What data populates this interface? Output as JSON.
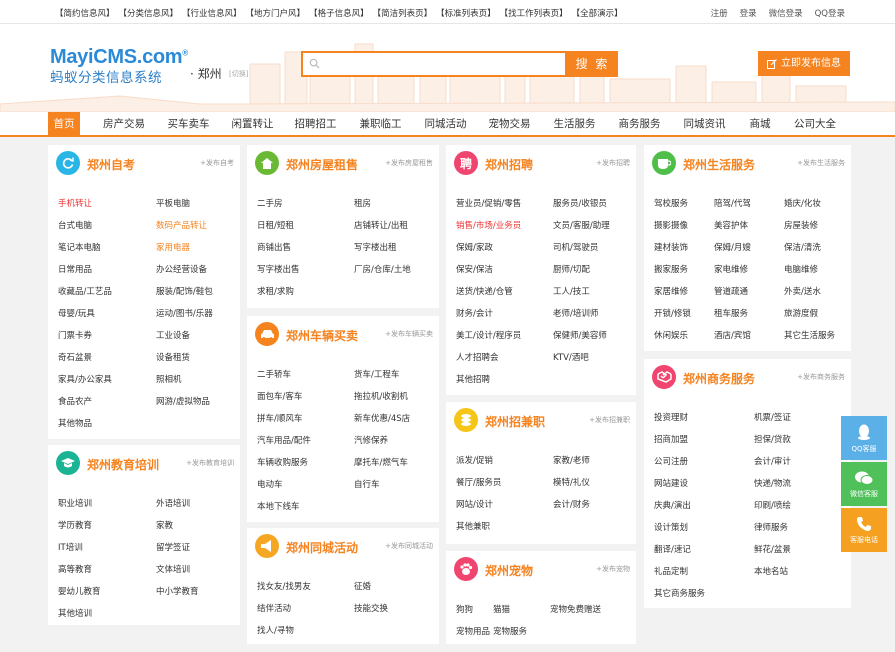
{
  "topbar": {
    "links": [
      "【简约信息风】",
      "【分类信息风】",
      "【行业信息风】",
      "【地方门户风】",
      "【格子信息风】",
      "【简洁列表页】",
      "【标准列表页】",
      "【找工作列表页】",
      "【全部演示】"
    ],
    "right": [
      "注册",
      "登录",
      "微信登录",
      "QQ登录"
    ]
  },
  "header": {
    "logo_main": "MayiCMS.com",
    "logo_reg": "®",
    "logo_sub": "蚂蚁分类信息系统",
    "city": "· 郑州",
    "switch_city": "[切换]",
    "search_placeholder": "",
    "search_button": "搜 索",
    "post_button": "立即发布信息"
  },
  "nav": [
    "首页",
    "房产交易",
    "买车卖车",
    "闲置转让",
    "招聘招工",
    "兼职临工",
    "同城活动",
    "宠物交易",
    "生活服务",
    "商务服务",
    "同城资讯",
    "商城",
    "公司大全"
  ],
  "colors": {
    "accent": "#f58320",
    "logo": "#2b8ad8",
    "hot": "#e33333"
  },
  "cards": {
    "exam": {
      "title": "郑州自考",
      "post": "+发布自考",
      "icon": "refresh-icon",
      "links": [
        "手机转让",
        "平板电脑",
        "台式电脑",
        "数码产品转让",
        "笔记本电脑",
        "家用电器",
        "日常用品",
        "办公经营设备",
        "收藏品/工艺品",
        "服装/配饰/鞋包",
        "母婴/玩具",
        "运动/图书/乐器",
        "门票卡券",
        "工业设备",
        "奇石盆景",
        "设备租赁",
        "家具/办公家具",
        "照相机",
        "食品农产",
        "网游/虚拟物品",
        "其他物品"
      ]
    },
    "edu": {
      "title": "郑州教育培训",
      "post": "+发布教育培训",
      "icon": "graduation-cap-icon",
      "links": [
        "职业培训",
        "外语培训",
        "学历教育",
        "家教",
        "IT培训",
        "留学签证",
        "高等教育",
        "文体培训",
        "婴幼儿教育",
        "中小学教育",
        "其他培训"
      ]
    },
    "house": {
      "title": "郑州房屋租售",
      "post": "+发布房屋租售",
      "icon": "house-icon",
      "links": [
        "二手房",
        "租房",
        "日租/短租",
        "店铺转让/出租",
        "商铺出售",
        "写字楼出租",
        "写字楼出售",
        "厂房/仓库/土地",
        "求租/求购"
      ]
    },
    "car": {
      "title": "郑州车辆买卖",
      "post": "+发布车辆买卖",
      "icon": "car-icon",
      "links": [
        "二手轿车",
        "货车/工程车",
        "面包车/客车",
        "拖拉机/收割机",
        "拼车/顺风车",
        "新车优惠/4S店",
        "汽车用品/配件",
        "汽修保养",
        "车辆收购服务",
        "摩托车/燃气车",
        "电动车",
        "自行车",
        "本地下线车"
      ]
    },
    "event": {
      "title": "郑州同城活动",
      "post": "+发布同城活动",
      "icon": "megaphone-icon",
      "links": [
        "找女友/找男友",
        "征婚",
        "结伴活动",
        "技能交换",
        "找人/寻物"
      ]
    },
    "jobs": {
      "title": "郑州招聘",
      "post": "+发布招聘",
      "icon": "hire-icon",
      "icon_text": "聘",
      "links": [
        "营业员/促销/零售",
        "服务员/收银员",
        "销售/市场/业务员",
        "文员/客服/助理",
        "保姆/家政",
        "司机/驾驶员",
        "保安/保洁",
        "厨师/切配",
        "送货/快递/仓管",
        "工人/技工",
        "财务/会计",
        "老师/培训师",
        "美工/设计/程序员",
        "保健师/美容师",
        "人才招聘会",
        "KTV/酒吧",
        "其他招聘"
      ]
    },
    "parttime": {
      "title": "郑州招兼职",
      "post": "+发布招兼职",
      "icon": "coins-icon",
      "links": [
        "派发/促销",
        "家教/老师",
        "餐厅/服务员",
        "模特/礼仪",
        "网站/设计",
        "会计/财务",
        "其他兼职"
      ]
    },
    "pets": {
      "title": "郑州宠物",
      "post": "+发布宠物",
      "icon": "pet-icon",
      "links": [
        "狗狗",
        "猫猫",
        "宠物免费赠送",
        "宠物用品",
        "宠物服务"
      ]
    },
    "life": {
      "title": "郑州生活服务",
      "post": "+发布生活服务",
      "icon": "cup-icon",
      "links": [
        "驾校服务",
        "陪驾/代驾",
        "婚庆/化妆",
        "摄影摄像",
        "美容护体",
        "房屋装修",
        "建材装饰",
        "保姆/月嫂",
        "保洁/清洗",
        "搬家服务",
        "家电维修",
        "电脑维修",
        "家居维修",
        "管道疏通",
        "外卖/送水",
        "开锁/修锁",
        "租车服务",
        "旅游度假",
        "休闲娱乐",
        "酒店/宾馆",
        "其它生活服务"
      ]
    },
    "biz": {
      "title": "郑州商务服务",
      "post": "+发布商务服务",
      "icon": "handshake-icon",
      "links": [
        "投资理财",
        "机票/签证",
        "招商加盟",
        "担保/贷款",
        "公司注册",
        "会计/审计",
        "网站建设",
        "快递/物流",
        "庆典/演出",
        "印刷/喷绘",
        "设计策划",
        "律师服务",
        "翻译/速记",
        "鲜花/盆景",
        "礼品定制",
        "本地名站",
        "其它商务服务"
      ]
    }
  },
  "float": {
    "qq": "QQ客服",
    "wechat": "微信客服",
    "phone": "客服电话"
  }
}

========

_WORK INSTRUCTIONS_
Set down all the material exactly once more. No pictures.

_SOLUTION TO THIS TASK_
What data populates this interface? Output as JSON.
{
  "topbar": {
    "links": [
      "【简约信息风】",
      "【分类信息风】",
      "【行业信息风】",
      "【地方门户风】",
      "【格子信息风】",
      "【简洁列表页】",
      "【标准列表页】",
      "【找工作列表页】",
      "【全部演示】"
    ],
    "right": [
      "注册",
      "登录",
      "微信登录",
      "QQ登录"
    ]
  },
  "header": {
    "logo_main": "MayiCMS.com",
    "logo_reg": "®",
    "logo_sub": "蚂蚁分类信息系统",
    "city": "· 郑州",
    "switch_city": "[切换]",
    "search_placeholder": "",
    "search_button": "搜 索",
    "post_button": "立即发布信息"
  },
  "nav": [
    "首页",
    "房产交易",
    "买车卖车",
    "闲置转让",
    "招聘招工",
    "兼职临工",
    "同城活动",
    "宠物交易",
    "生活服务",
    "商务服务",
    "同城资讯",
    "商城",
    "公司大全"
  ],
  "colors": {
    "accent": "#f58320",
    "logo": "#2b8ad8",
    "hot": "#e33333"
  },
  "cards": {
    "exam": {
      "title": "郑州自考",
      "post": "+发布自考",
      "icon": "refresh-icon",
      "links": [
        "手机转让",
        "平板电脑",
        "台式电脑",
        "数码产品转让",
        "笔记本电脑",
        "家用电器",
        "日常用品",
        "办公经营设备",
        "收藏品/工艺品",
        "服装/配饰/鞋包",
        "母婴/玩具",
        "运动/图书/乐器",
        "门票卡券",
        "工业设备",
        "奇石盆景",
        "设备租赁",
        "家具/办公家具",
        "照相机",
        "食品农产",
        "网游/虚拟物品",
        "其他物品"
      ]
    },
    "edu": {
      "title": "郑州教育培训",
      "post": "+发布教育培训",
      "icon": "graduation-cap-icon",
      "links": [
        "职业培训",
        "外语培训",
        "学历教育",
        "家教",
        "IT培训",
        "留学签证",
        "高等教育",
        "文体培训",
        "婴幼儿教育",
        "中小学教育",
        "其他培训"
      ]
    },
    "house": {
      "title": "郑州房屋租售",
      "post": "+发布房屋租售",
      "icon": "house-icon",
      "links": [
        "二手房",
        "租房",
        "日租/短租",
        "店铺转让/出租",
        "商铺出售",
        "写字楼出租",
        "写字楼出售",
        "厂房/仓库/土地",
        "求租/求购"
      ]
    },
    "car": {
      "title": "郑州车辆买卖",
      "post": "+发布车辆买卖",
      "icon": "car-icon",
      "links": [
        "二手轿车",
        "货车/工程车",
        "面包车/客车",
        "拖拉机/收割机",
        "拼车/顺风车",
        "新车优惠/4S店",
        "汽车用品/配件",
        "汽修保养",
        "车辆收购服务",
        "摩托车/燃气车",
        "电动车",
        "自行车",
        "本地下线车"
      ]
    },
    "event": {
      "title": "郑州同城活动",
      "post": "+发布同城活动",
      "icon": "megaphone-icon",
      "links": [
        "找女友/找男友",
        "征婚",
        "结伴活动",
        "技能交换",
        "找人/寻物"
      ]
    },
    "jobs": {
      "title": "郑州招聘",
      "post": "+发布招聘",
      "icon": "hire-icon",
      "icon_text": "聘",
      "links": [
        "营业员/促销/零售",
        "服务员/收银员",
        "销售/市场/业务员",
        "文员/客服/助理",
        "保姆/家政",
        "司机/驾驶员",
        "保安/保洁",
        "厨师/切配",
        "送货/快递/仓管",
        "工人/技工",
        "财务/会计",
        "老师/培训师",
        "美工/设计/程序员",
        "保健师/美容师",
        "人才招聘会",
        "KTV/酒吧",
        "其他招聘"
      ]
    },
    "parttime": {
      "title": "郑州招兼职",
      "post": "+发布招兼职",
      "icon": "coins-icon",
      "links": [
        "派发/促销",
        "家教/老师",
        "餐厅/服务员",
        "模特/礼仪",
        "网站/设计",
        "会计/财务",
        "其他兼职"
      ]
    },
    "pets": {
      "title": "郑州宠物",
      "post": "+发布宠物",
      "icon": "pet-icon",
      "links": [
        "狗狗",
        "猫猫",
        "宠物免费赠送",
        "宠物用品",
        "宠物服务"
      ]
    },
    "life": {
      "title": "郑州生活服务",
      "post": "+发布生活服务",
      "icon": "cup-icon",
      "links": [
        "驾校服务",
        "陪驾/代驾",
        "婚庆/化妆",
        "摄影摄像",
        "美容护体",
        "房屋装修",
        "建材装饰",
        "保姆/月嫂",
        "保洁/清洗",
        "搬家服务",
        "家电维修",
        "电脑维修",
        "家居维修",
        "管道疏通",
        "外卖/送水",
        "开锁/修锁",
        "租车服务",
        "旅游度假",
        "休闲娱乐",
        "酒店/宾馆",
        "其它生活服务"
      ]
    },
    "biz": {
      "title": "郑州商务服务",
      "post": "+发布商务服务",
      "icon": "handshake-icon",
      "links": [
        "投资理财",
        "机票/签证",
        "招商加盟",
        "担保/贷款",
        "公司注册",
        "会计/审计",
        "网站建设",
        "快递/物流",
        "庆典/演出",
        "印刷/喷绘",
        "设计策划",
        "律师服务",
        "翻译/速记",
        "鲜花/盆景",
        "礼品定制",
        "本地名站",
        "其它商务服务"
      ]
    }
  },
  "float": {
    "qq": "QQ客服",
    "wechat": "微信客服",
    "phone": "客服电话"
  }
}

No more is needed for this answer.